In the deep sea, some areas on the seafloor are composed largely of terrigenous material. When this is the dominant component, the sediment is called RED CLAY. This is largely transported by wind.
ICE RAFTED material comes off calving glaciers. This contributes to GLACIAL MARINE sediments.
composed of shell fragments of minute, 1 celled plankton.
The distribution of this sediment component is affected by:
i) Production of plankton in the surface water
ii) Dissolution of the shells
iii) Dilution with other components
The 2 main components of these sediments are
SILICA and CaCO3.
CaCO3 dissolution increase with depth. It is more soluble with increased pressure and lower temperature. Therefore, in the deepest parts of the ocean, CaCO3 is absent.
SiO2 - dissolves everywhere. It is found in sediments only under zones of very high surface production of these plankton: Diatoms and Radiolarians.
This is a slowly accumulating component
It dominates only where there are no other major sediment sources.
It is formed when dissolved constituents of seawater are removed:
a) by scavenging upon sinking particles
b) by precipitating in seafloor minerals
- Mn nodules: accumulate only where sediment settles very slowly. Thus found in RED CLAY areas. They contain Cu, Ni, Co.
(4) METALLIFEROUS (HYDROTHERMAL)
The hydrothermal effluent from mid-ocean ridges form a distinctive type of sediment:

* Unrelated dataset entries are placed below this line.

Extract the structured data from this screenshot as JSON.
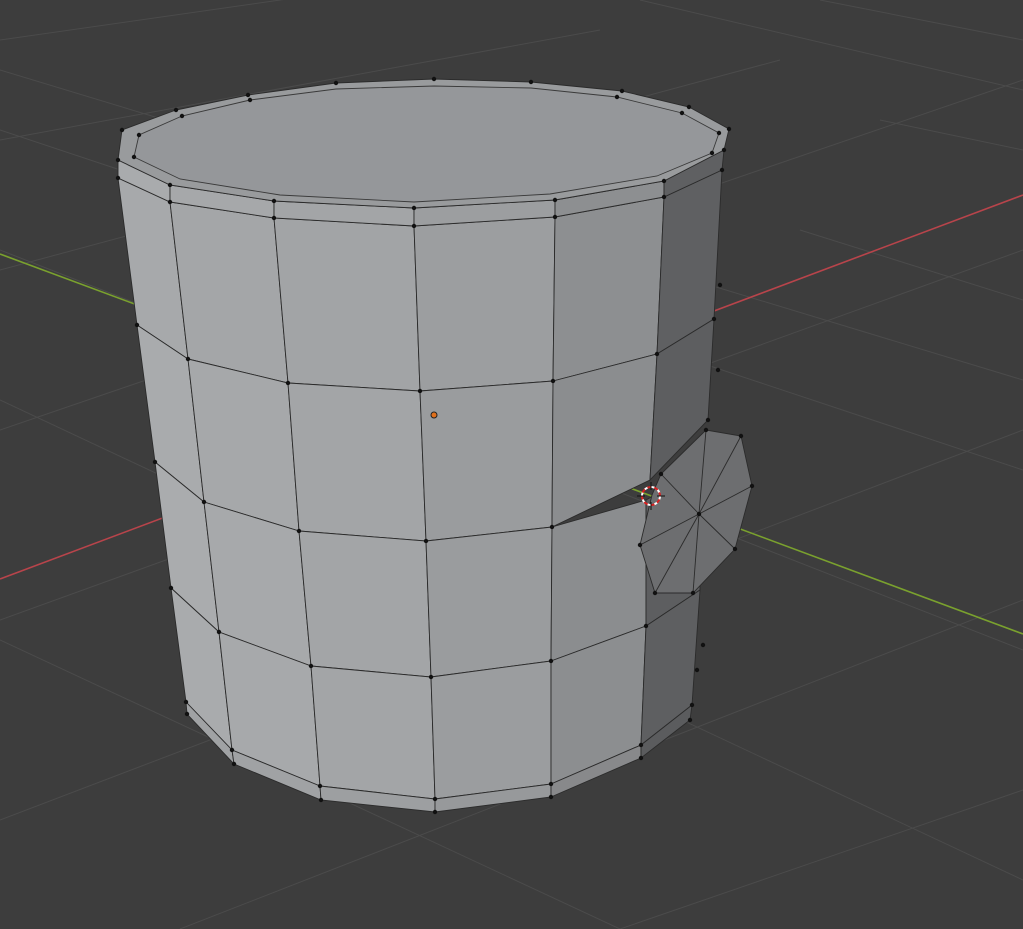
{
  "viewport": {
    "mode": "edit-mode-3d-viewport",
    "background_color": "#3d3d3d",
    "grid_color": "#4a4a4a",
    "x_axis_color": "#b8444b",
    "y_axis_color": "#7aa12e",
    "mesh_face_color": "#999b9d",
    "mesh_edge_color": "#2a2a2a",
    "vertex_color": "#111111",
    "origin_color": "#e0701c",
    "cursor_color": "#d82020"
  },
  "objects": [
    {
      "name_icon": "cylinder-mesh",
      "segments": 16,
      "loops": 5
    },
    {
      "name_icon": "disc-mesh",
      "segments": 8
    }
  ]
}
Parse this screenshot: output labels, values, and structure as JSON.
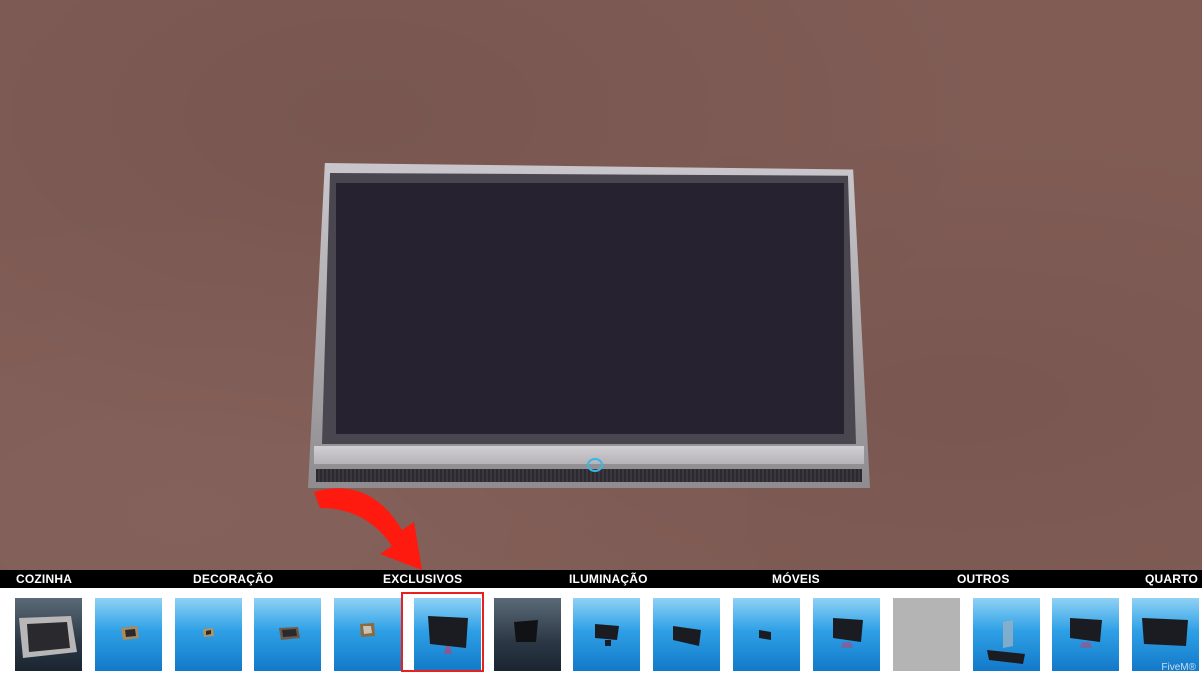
{
  "categories": [
    {
      "label": "COZINHA"
    },
    {
      "label": "DECORAÇÃO"
    },
    {
      "label": "EXCLUSIVOS"
    },
    {
      "label": "ILUMINAÇÃO"
    },
    {
      "label": "MÓVEIS"
    },
    {
      "label": "OUTROS"
    },
    {
      "label": "QUARTO"
    }
  ],
  "items": [
    {
      "name": "item-tv-crt-large"
    },
    {
      "name": "item-tv-box-small"
    },
    {
      "name": "item-tv-box-tiny"
    },
    {
      "name": "item-tv-box-wide"
    },
    {
      "name": "item-tv-retro"
    },
    {
      "name": "item-tv-flat-selected",
      "selected": true
    },
    {
      "name": "item-tv-flat-dark"
    },
    {
      "name": "item-tv-flat-stand"
    },
    {
      "name": "item-tv-flat-angled"
    },
    {
      "name": "item-tv-flat-small"
    },
    {
      "name": "item-tv-flat-stand-2"
    },
    {
      "name": "item-empty"
    },
    {
      "name": "item-tv-wall-mount"
    },
    {
      "name": "item-tv-flat-stand-3"
    },
    {
      "name": "item-tv-flat-large"
    }
  ],
  "watermark": "FiveM®",
  "colors": {
    "floor": "#805c55",
    "selection": "#e8201f",
    "arrow": "#ff1a0f",
    "tile_blue": "#2ea0e6",
    "power_light": "#35b8e8"
  }
}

It is composed of 2 parts
1) The venting high temperature solutions have high concentrations of Fe and Mn, as well as some other metals such as Cu and Zn, which precipitate into the sediment.
2) In addition, precipitating Fe scavenges some dissolved seawater elements (P, V, As). This is similar to hydrogenous deposition.
In vent fluids, iron is dissolved in the Fe+2 state. When it hits the oxygenated bottom water,
Sedimentary Processes combine with Plate Motion
to yield the seafloor sedimentary
FACTORS CONTROLLING SEDIMENT DISTRIBUTION-----SUMMARY
I. Rain Rate and Preservation Rate
b) Terrigenous (Detrital)
c) Hydrogenous (Authigenic)
II. Time Transgressive Changes
Plate Motions a) Vertical
III. Synchronous Changes
a) Climatic events
b) Volcanic events
FACTORS INFLUENCING NUTRIENT GRADIENTS
IN THE DEEP SEA
Present mode of deep ocean ventilation, coupled with photosynthesis and respiration has a strong impact on nutrients and nutrient-related proprty distributions.
From the Atlantic to the
nitrate 14C/12C radiodecay, respiration
This pattern is imprinted upon deep-sea sediments:
1) The depth of the lysocline decreases along the deep water flow
CO2 + CO3-- + H2O yields 2HCO3--
yields Ca + CO3--
2) The abundances of benthic forams adopted to the low oxygen water increases along the path of the deep water flow.